• Exercise prompt: Exclude the pictures and repeat all of the data exactly.

• Given records:
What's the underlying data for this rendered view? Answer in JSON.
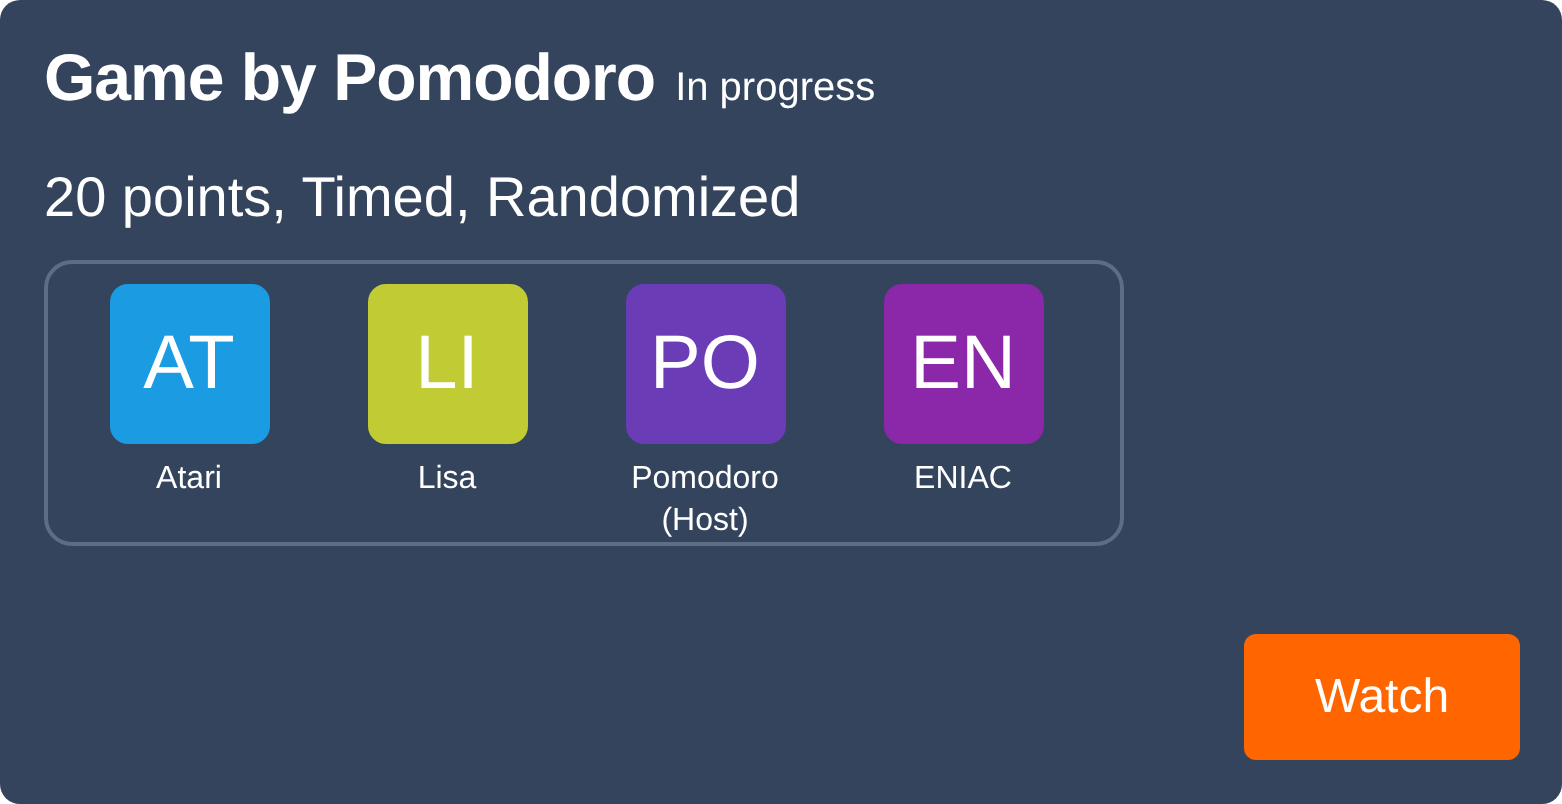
{
  "game": {
    "title": "Game by Pomodoro",
    "status": "In progress",
    "details": "20 points, Timed, Randomized"
  },
  "players": [
    {
      "initials": "AT",
      "name": "Atari",
      "color": "#1a9be2"
    },
    {
      "initials": "LI",
      "name": "Lisa",
      "color": "#c1cb33"
    },
    {
      "initials": "PO",
      "name": "Pomodoro (Host)",
      "color": "#6a3cb5"
    },
    {
      "initials": "EN",
      "name": "ENIAC",
      "color": "#8b27a9"
    }
  ],
  "action": {
    "label": "Watch"
  }
}
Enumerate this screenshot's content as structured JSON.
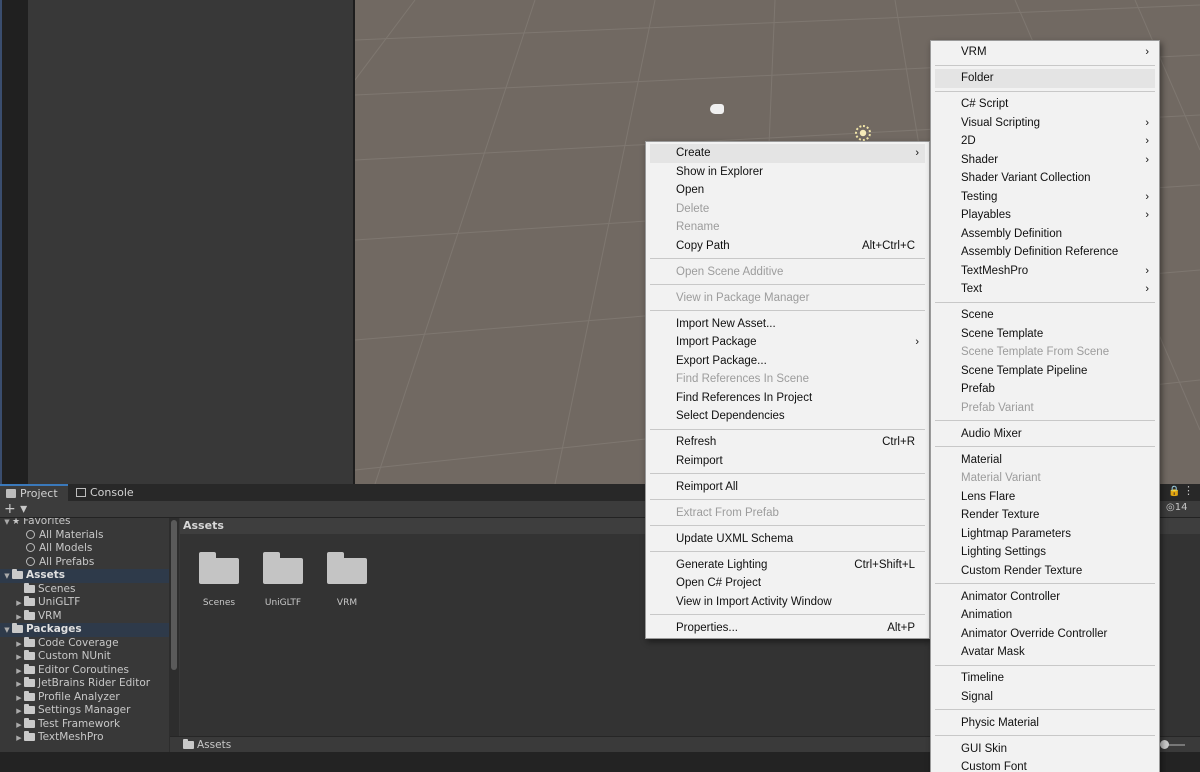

• Reply:
What's the underlying data for this rendered view? Answer in JSON.
{
  "game": {
    "title": "Game by Pomodoro",
    "status": "In progress",
    "details": "20 points, Timed, Randomized"
  },
  "players": [
    {
      "initials": "AT",
      "name": "Atari",
      "color": "#1a9be2"
    },
    {
      "initials": "LI",
      "name": "Lisa",
      "color": "#c1cb33"
    },
    {
      "initials": "PO",
      "name": "Pomodoro (Host)",
      "color": "#6a3cb5"
    },
    {
      "initials": "EN",
      "name": "ENIAC",
      "color": "#8b27a9"
    }
  ],
  "action": {
    "label": "Watch"
  }
}
Enumerate this screenshot's content as structured JSON.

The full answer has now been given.